I have to make sure I remember how to do this blogging thing after two weeks. One Euro per half hour wireless access, a technical inability to figure out uploads on my Iphone, and just plain too much fun put blogging on the back burner. We did notice as we flew back that the sea ice on the south end of Greenland is breaking up, lots of ice bergs are floating around, and the inland lakes have thawed out somewhere north of Lake Ontario.
We tried to rent kayaks in Cinque Terra, a UNESCO World Heritage Site, on the Ligurian Sea but apparently we preceded the season. The ocean was plenty warm to wade in and every one of the 4 cities we hiked to had kayaks stashed under bridges or along harbors, but no one around to rent them. After a couple of cryptic emails back and forth with a couple of outfitters we gave up and decided to hike the beautiful rugged trails. We were told that they were closed however, and that there was also a one day train strike so riding the local train was out. Apparently the wet winter had caused a few slides along the steep trails and they hadn't gotten them fixed yet. We decided to give them a try anyway and turn back when we hit the blockage. We had seen landslides from the ferry that we had taken to a couple southern villages in the group and were prepared for a little out and back hike.
Spectacular does not do justice to the views from the trails. Rather than wasting time babbling about them, you can just look at the images. Sea views, terraced hillsides, narrow and treacherous paths that would cause ADA proponents to lobby Congress, and the fresh sea breeze off the ocean made for a fine hike.

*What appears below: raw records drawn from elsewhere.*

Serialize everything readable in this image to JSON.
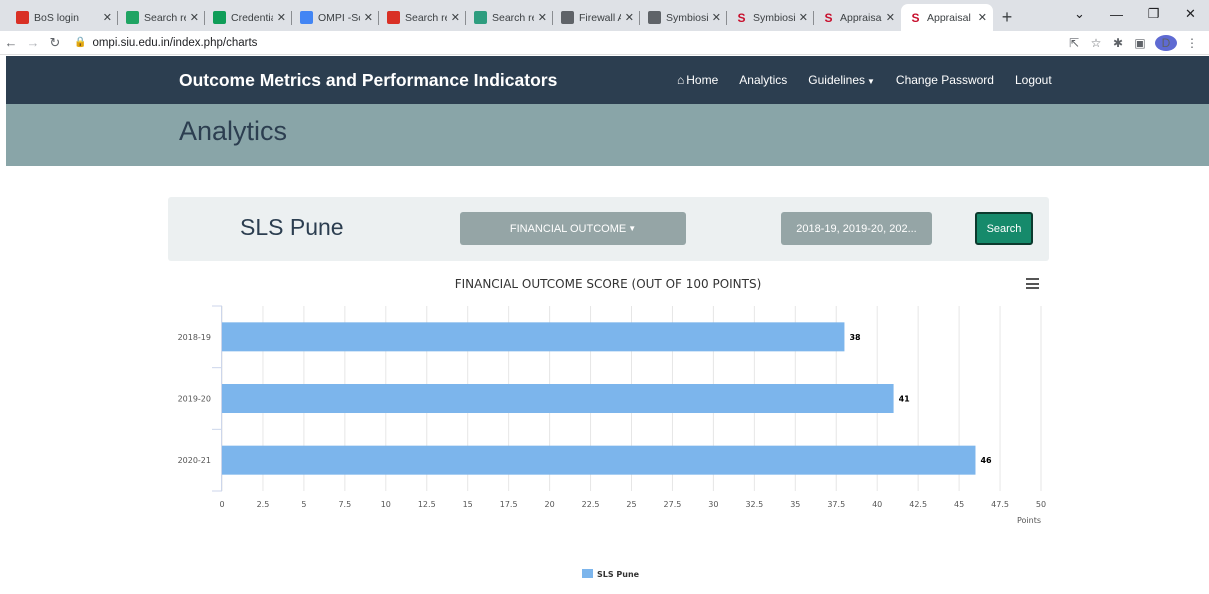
{
  "browser": {
    "tabs": [
      {
        "title": "BoS login",
        "favicon": "gmail-icon",
        "color": "#d93025"
      },
      {
        "title": "Search res",
        "favicon": "drive-icon",
        "color": "#1fa463"
      },
      {
        "title": "Credentiali",
        "favicon": "sheets-icon",
        "color": "#0f9d58"
      },
      {
        "title": "OMPI -Scr",
        "favicon": "docs-icon",
        "color": "#4285f4"
      },
      {
        "title": "Search res",
        "favicon": "gmail-icon",
        "color": "#d93025"
      },
      {
        "title": "Search res",
        "favicon": "edge-icon",
        "color": "#2e9d7f"
      },
      {
        "title": "Firewall Au",
        "favicon": "globe-icon",
        "color": "#5f6368"
      },
      {
        "title": "Symbiosis",
        "favicon": "globe-icon",
        "color": "#5f6368"
      },
      {
        "title": "Symbiosis",
        "favicon": "symbiosis-icon",
        "color": "#c8102e"
      },
      {
        "title": "Appraisal",
        "favicon": "symbiosis-icon",
        "color": "#c8102e"
      },
      {
        "title": "Appraisal",
        "favicon": "symbiosis-icon",
        "color": "#c8102e",
        "active": true
      }
    ],
    "url": "ompi.siu.edu.in/index.php/charts",
    "profile_initial": "D"
  },
  "header": {
    "brand": "Outcome Metrics and Performance Indicators",
    "nav": {
      "home": "Home",
      "analytics": "Analytics",
      "guidelines": "Guidelines",
      "change_password": "Change Password",
      "logout": "Logout"
    }
  },
  "page": {
    "title": "Analytics"
  },
  "filters": {
    "unit": "SLS Pune",
    "outcome": "FINANCIAL OUTCOME",
    "years": "2018-19, 2019-20, 202...",
    "search": "Search"
  },
  "chart_data": {
    "type": "bar",
    "orientation": "horizontal",
    "title": "FINANCIAL OUTCOME SCORE (OUT OF 100 POINTS)",
    "categories": [
      "2018-19",
      "2019-20",
      "2020-21"
    ],
    "series": [
      {
        "name": "SLS Pune",
        "values": [
          38,
          41,
          46
        ],
        "color": "#7cb5ec"
      }
    ],
    "xlabel": "Points",
    "xlim": [
      0,
      50
    ],
    "xticks": [
      "0",
      "2.5",
      "5",
      "7.5",
      "10",
      "12.5",
      "15",
      "17.5",
      "20",
      "22.5",
      "25",
      "27.5",
      "30",
      "32.5",
      "35",
      "37.5",
      "40",
      "42.5",
      "45",
      "47.5",
      "50"
    ],
    "grid": true,
    "legend": "bottom-center"
  }
}
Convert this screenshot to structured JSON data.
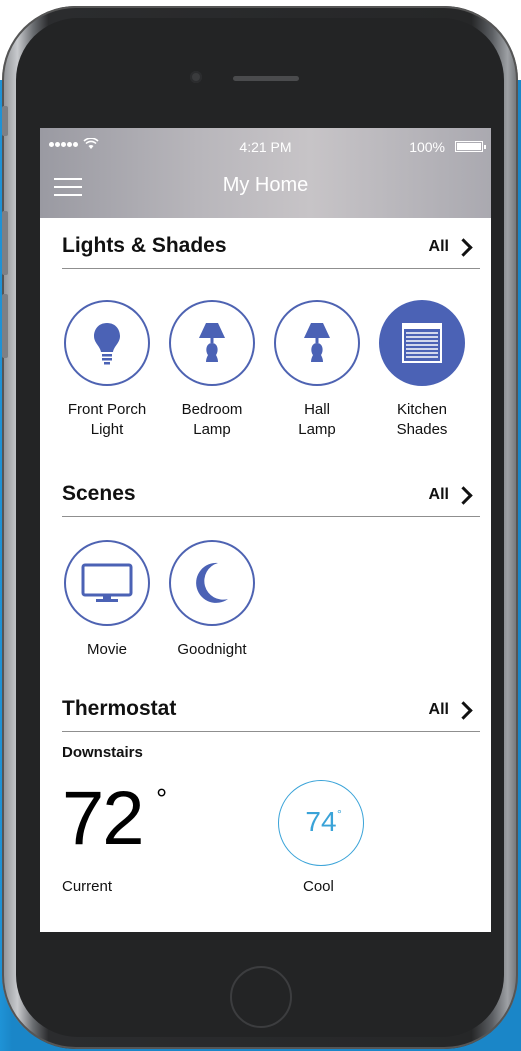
{
  "status_bar": {
    "time": "4:21 PM",
    "battery": "100%"
  },
  "header": {
    "title": "My Home"
  },
  "sections": {
    "lights": {
      "title": "Lights & Shades",
      "all_label": "All",
      "devices": [
        {
          "label": "Front Porch\nLight",
          "icon": "bulb-icon"
        },
        {
          "label": "Bedroom\nLamp",
          "icon": "lamp-icon"
        },
        {
          "label": "Hall\nLamp",
          "icon": "lamp-icon"
        },
        {
          "label": "Kitchen\nShades",
          "icon": "shades-icon",
          "active": true
        }
      ]
    },
    "scenes": {
      "title": "Scenes",
      "all_label": "All",
      "items": [
        {
          "label": "Movie",
          "icon": "tv-icon"
        },
        {
          "label": "Goodnight",
          "icon": "moon-icon"
        }
      ]
    },
    "thermostat": {
      "title": "Thermostat",
      "all_label": "All",
      "zone": "Downstairs",
      "current_temp": "72",
      "current_label": "Current",
      "setpoint": "74",
      "mode_label": "Cool"
    }
  },
  "colors": {
    "accent": "#4b62b5",
    "thermo": "#3aa3d8",
    "background": "#1a86c8"
  }
}
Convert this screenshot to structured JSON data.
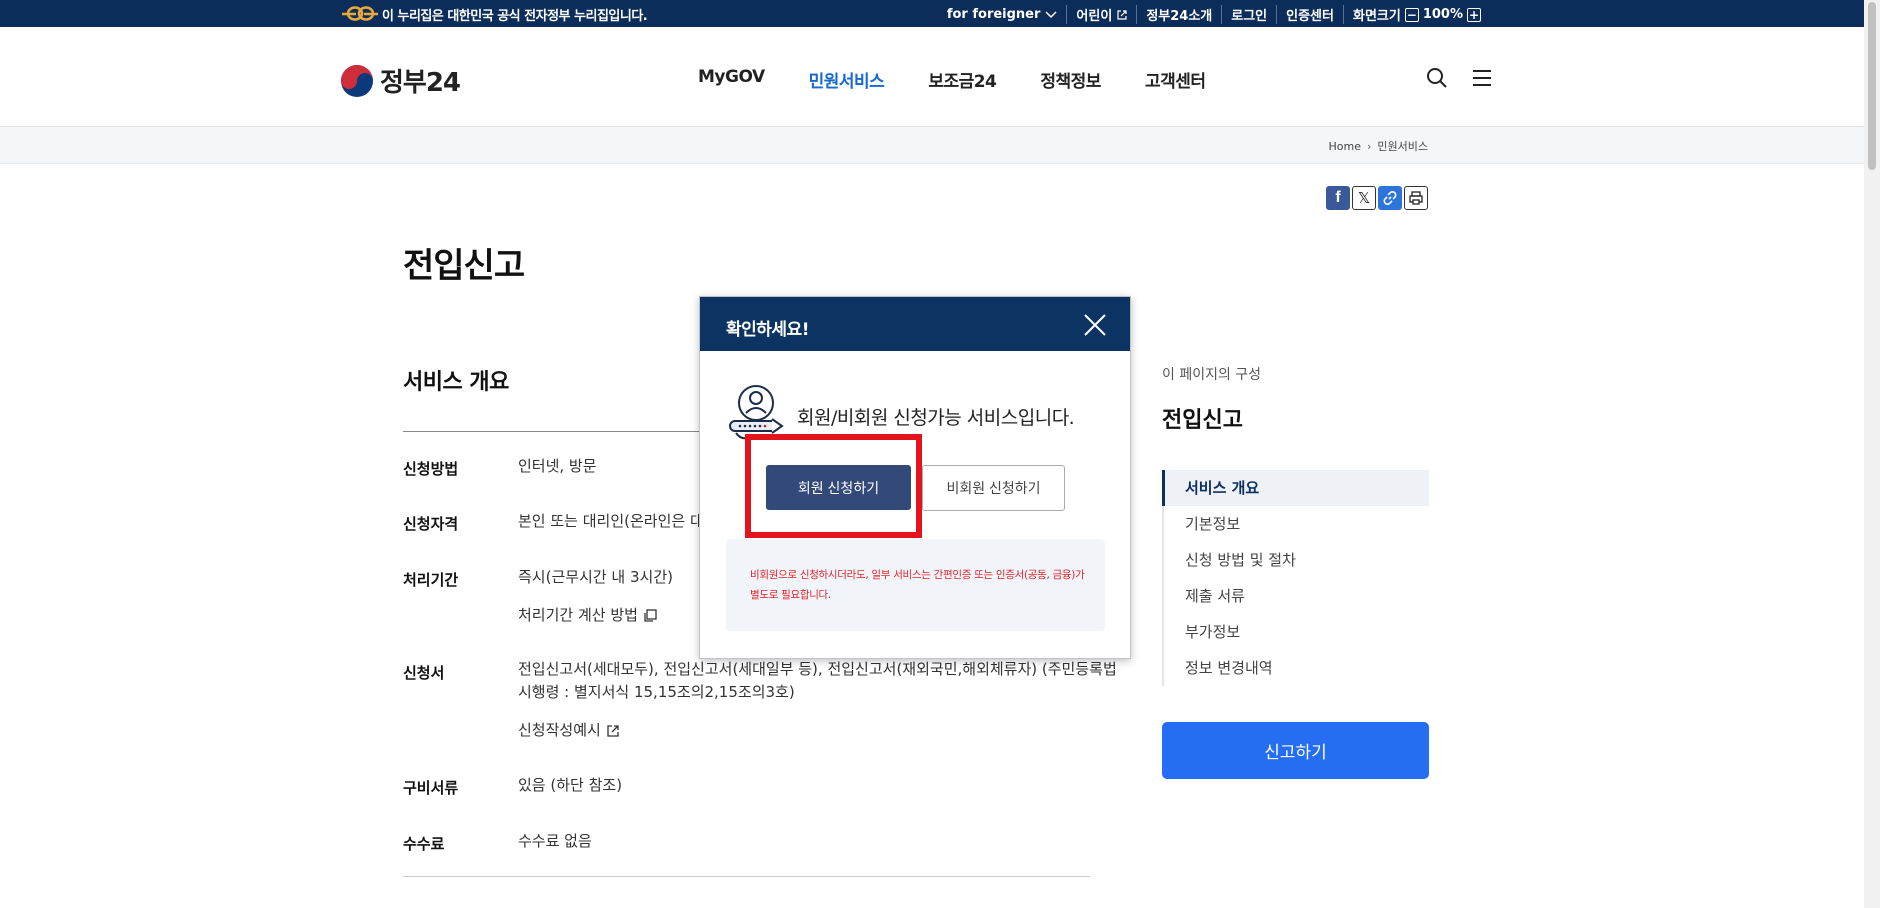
{
  "topbar": {
    "notice": "이 누리집은 대한민국 공식 전자정부 누리집입니다.",
    "foreigner": "for foreigner",
    "kids": "어린이",
    "about": "정부24소개",
    "login": "로그인",
    "cert": "인증센터",
    "screen_size": "화면크기",
    "zoom_minus": "−",
    "zoom_level": "100%",
    "zoom_plus": "+"
  },
  "header": {
    "logo": "정부24",
    "menu": [
      "MyGOV",
      "민원서비스",
      "보조금24",
      "정책정보",
      "고객센터"
    ],
    "active_menu": "민원서비스"
  },
  "breadcrumb": {
    "home": "Home",
    "current": "민원서비스"
  },
  "share": {
    "facebook": "f",
    "x": "𝕏"
  },
  "page": {
    "title": "전입신고",
    "section_title": "서비스 개요",
    "rows": {
      "method_label": "신청방법",
      "method_value": "인터넷, 방문",
      "qualification_label": "신청자격",
      "qualification_value": "본인 또는 대리인(온라인은 대리",
      "period_label": "처리기간",
      "period_value": "즉시(근무시간 내 3시간)",
      "period_link": "처리기간 계산 방법",
      "form_label": "신청서",
      "form_value_1": "전입신고서(세대모두), 전입신고서(세대일부 등), 전입신고서(재외국민,해외체류자) (주민등록법",
      "form_value_2": "시행령 : 별지서식 15,15조의2,15조의3호)",
      "form_link": "신청작성예시",
      "docs_label": "구비서류",
      "docs_value": "있음 (하단 참조)",
      "fee_label": "수수료",
      "fee_value": "수수료 없음"
    }
  },
  "toc": {
    "caption": "이 페이지의 구성",
    "title": "전입신고",
    "items": [
      "서비스 개요",
      "기본정보",
      "신청 방법 및 절차",
      "제출 서류",
      "부가정보",
      "정보 변경내역"
    ],
    "report_button": "신고하기"
  },
  "modal": {
    "title": "확인하세요!",
    "message": "회원/비회원 신청가능 서비스입니다.",
    "member_button": "회원 신청하기",
    "guest_button": "비회원 신청하기",
    "note": "비회원으로 신청하시더라도, 일부 서비스는 간편인증 또는 인증서(공동, 금융)가 별도로 필요합니다."
  },
  "colors": {
    "navy": "#0c2d5a",
    "accent_blue": "#1669d0",
    "primary_button": "#256ef4",
    "member_button": "#334a78",
    "highlight": "#e3141d",
    "note_text": "#e0242b"
  }
}
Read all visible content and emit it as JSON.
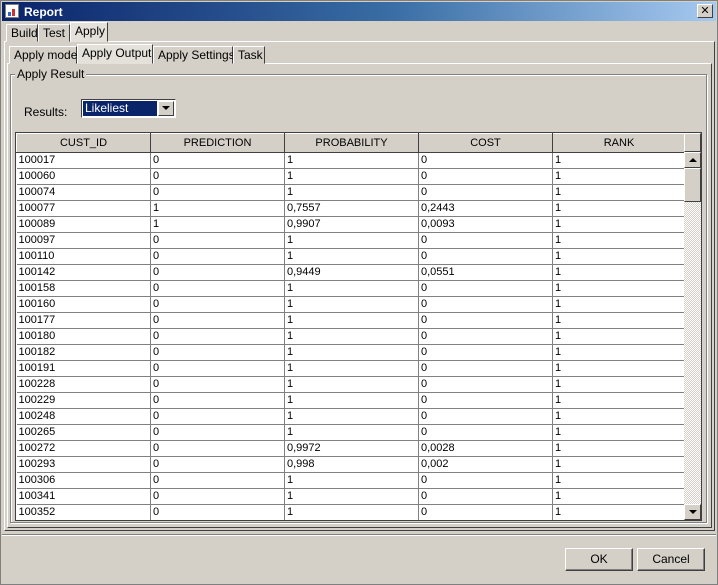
{
  "window": {
    "title": "Report",
    "close_glyph": "✕"
  },
  "tabs": [
    "Build",
    "Test",
    "Apply"
  ],
  "subtabs": [
    "Apply model",
    "Apply Output",
    "Apply Settings",
    "Task"
  ],
  "group_label": "Apply Result",
  "results": {
    "label": "Results:",
    "value": "Likeliest"
  },
  "table": {
    "columns": [
      "CUST_ID",
      "PREDICTION",
      "PROBABILITY",
      "COST",
      "RANK"
    ],
    "rows": [
      [
        "100017",
        "0",
        "1",
        "0",
        "1"
      ],
      [
        "100060",
        "0",
        "1",
        "0",
        "1"
      ],
      [
        "100074",
        "0",
        "1",
        "0",
        "1"
      ],
      [
        "100077",
        "1",
        "0,7557",
        "0,2443",
        "1"
      ],
      [
        "100089",
        "1",
        "0,9907",
        "0,0093",
        "1"
      ],
      [
        "100097",
        "0",
        "1",
        "0",
        "1"
      ],
      [
        "100110",
        "0",
        "1",
        "0",
        "1"
      ],
      [
        "100142",
        "0",
        "0,9449",
        "0,0551",
        "1"
      ],
      [
        "100158",
        "0",
        "1",
        "0",
        "1"
      ],
      [
        "100160",
        "0",
        "1",
        "0",
        "1"
      ],
      [
        "100177",
        "0",
        "1",
        "0",
        "1"
      ],
      [
        "100180",
        "0",
        "1",
        "0",
        "1"
      ],
      [
        "100182",
        "0",
        "1",
        "0",
        "1"
      ],
      [
        "100191",
        "0",
        "1",
        "0",
        "1"
      ],
      [
        "100228",
        "0",
        "1",
        "0",
        "1"
      ],
      [
        "100229",
        "0",
        "1",
        "0",
        "1"
      ],
      [
        "100248",
        "0",
        "1",
        "0",
        "1"
      ],
      [
        "100265",
        "0",
        "1",
        "0",
        "1"
      ],
      [
        "100272",
        "0",
        "0,9972",
        "0,0028",
        "1"
      ],
      [
        "100293",
        "0",
        "0,998",
        "0,002",
        "1"
      ],
      [
        "100306",
        "0",
        "1",
        "0",
        "1"
      ],
      [
        "100341",
        "0",
        "1",
        "0",
        "1"
      ],
      [
        "100352",
        "0",
        "1",
        "0",
        "1"
      ]
    ]
  },
  "buttons": {
    "ok": "OK",
    "cancel": "Cancel"
  }
}
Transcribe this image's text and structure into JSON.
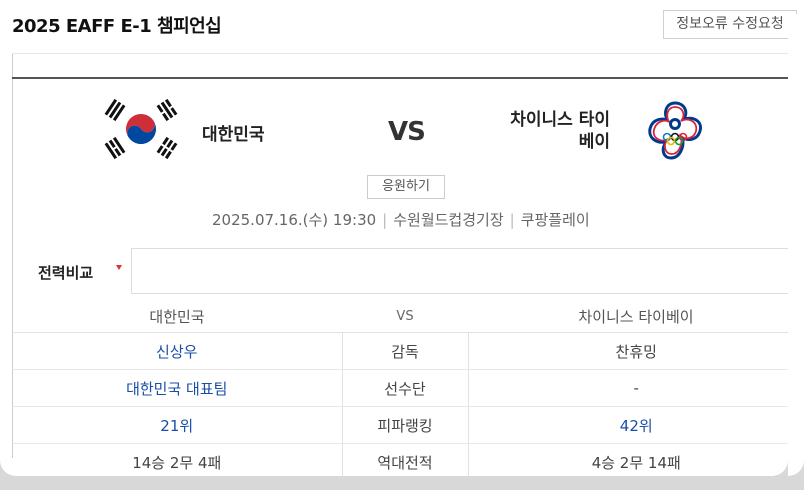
{
  "header": {
    "title": "2025 EAFF E-1 챔피언십",
    "report_button": "정보오류 수정요청"
  },
  "match": {
    "home_team": "대한민국",
    "away_team_line1": "차이니스 타이",
    "away_team_line2": "베이",
    "vs": "VS",
    "cheer_button": "응원하기",
    "datetime": "2025.07.16.(수) 19:30",
    "venue": "수원월드컵경기장",
    "broadcaster": "쿠팡플레이",
    "divider": "|"
  },
  "comparison": {
    "tab_label": "전력비교",
    "header": {
      "home": "대한민국",
      "vs": "VS",
      "away": "차이니스 타이베이"
    },
    "rows": [
      {
        "label": "감독",
        "home": "신상우",
        "away": "찬휴밍"
      },
      {
        "label": "선수단",
        "home": "대한민국 대표팀",
        "away": "-"
      },
      {
        "label": "피파랭킹",
        "home": "21위",
        "away": "42위"
      },
      {
        "label": "역대전적",
        "home": "14승 2무 4패",
        "away": "4승 2무 14패"
      }
    ]
  },
  "colors": {
    "link": "#1a4ea8",
    "kr_red": "#cd2e3a",
    "kr_blue": "#0047a0",
    "tpe_blue": "#003a8c",
    "tpe_red": "#d6243d",
    "caret": "#e03030"
  },
  "icons": {
    "home_flag": "south-korea-flag-icon",
    "away_flag": "chinese-taipei-flag-icon",
    "tab_caret": "caret-down-icon"
  }
}
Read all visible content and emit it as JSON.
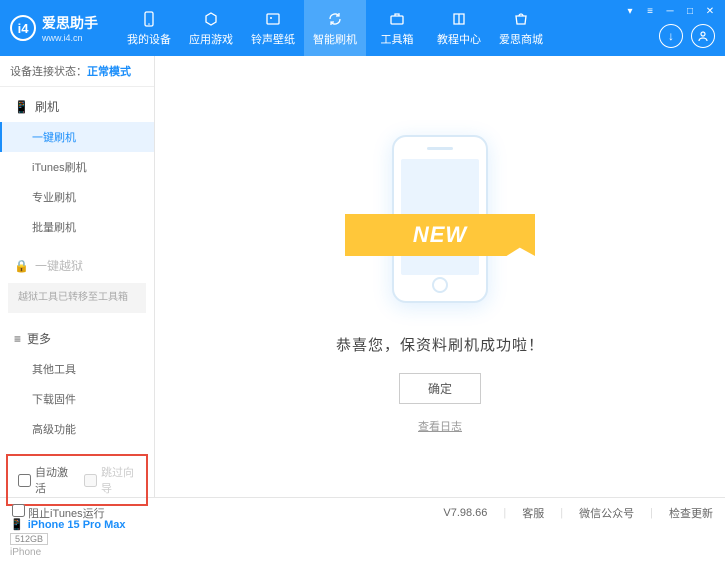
{
  "header": {
    "logo_title": "爱思助手",
    "logo_url": "www.i4.cn",
    "nav": [
      {
        "label": "我的设备"
      },
      {
        "label": "应用游戏"
      },
      {
        "label": "铃声壁纸"
      },
      {
        "label": "智能刷机"
      },
      {
        "label": "工具箱"
      },
      {
        "label": "教程中心"
      },
      {
        "label": "爱思商城"
      }
    ]
  },
  "sidebar": {
    "status_label": "设备连接状态：",
    "status_value": "正常模式",
    "section_flash": "刷机",
    "flash_items": [
      "一键刷机",
      "iTunes刷机",
      "专业刷机",
      "批量刷机"
    ],
    "section_jailbreak": "一键越狱",
    "jailbreak_note": "越狱工具已转移至工具箱",
    "section_more": "更多",
    "more_items": [
      "其他工具",
      "下载固件",
      "高级功能"
    ],
    "cb_auto_activate": "自动激活",
    "cb_skip_guide": "跳过向导",
    "device_name": "iPhone 15 Pro Max",
    "device_storage": "512GB",
    "device_type": "iPhone"
  },
  "main": {
    "ribbon": "NEW",
    "success": "恭喜您，保资料刷机成功啦！",
    "ok": "确定",
    "log": "查看日志"
  },
  "footer": {
    "block_itunes": "阻止iTunes运行",
    "version": "V7.98.66",
    "links": [
      "客服",
      "微信公众号",
      "检查更新"
    ]
  }
}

After a couple kilometers we hit the heavily labeled yet rickety closed gate. These are pay trails and the people at the ends of the trail must have been showing solidarity with the striking rail workers since not a soul was around. The trail crews apparently were one with the rail folks too, because we passed a number of untouched piles of construction materials. As we debated whether to squeeze through the gate or not, a very weak debate considering the usually practical VOR, former legal eagle GreenThumbChef, and a guy who would enforce gratuitous gate crashing violations, RangerMark, were all in favor of pressing on. Our decision was made easier when we saw people approaching from the other direction. We compared notes and determined that the trail was perfectly passable in both directions. It was kind of like the driving of the Golden Spike on the Vernazza to Monterosso trails. So we hiked on, over and around more piles of untouched construction material, and reached Monterosso just in time for a wonderful lunch and a couple liters of vino de casa, the ubiquitous house wine that all of the little cafes, osteria, and trattoria had.
There had been concern about how we would get back and I was prepared to bribe an Italian driver for a lift but the ferry workers were not showing solidarity with their railway brothers (this was a Friday strike by the way, kind of a long weekend without pay for the train folks) and we took the 30 minute boat ride back. There was a fellow selling birra on the ferry so I invested in a bottle and decided that Italian birra was OK as was our little slightly illicit adventure hike up the coast.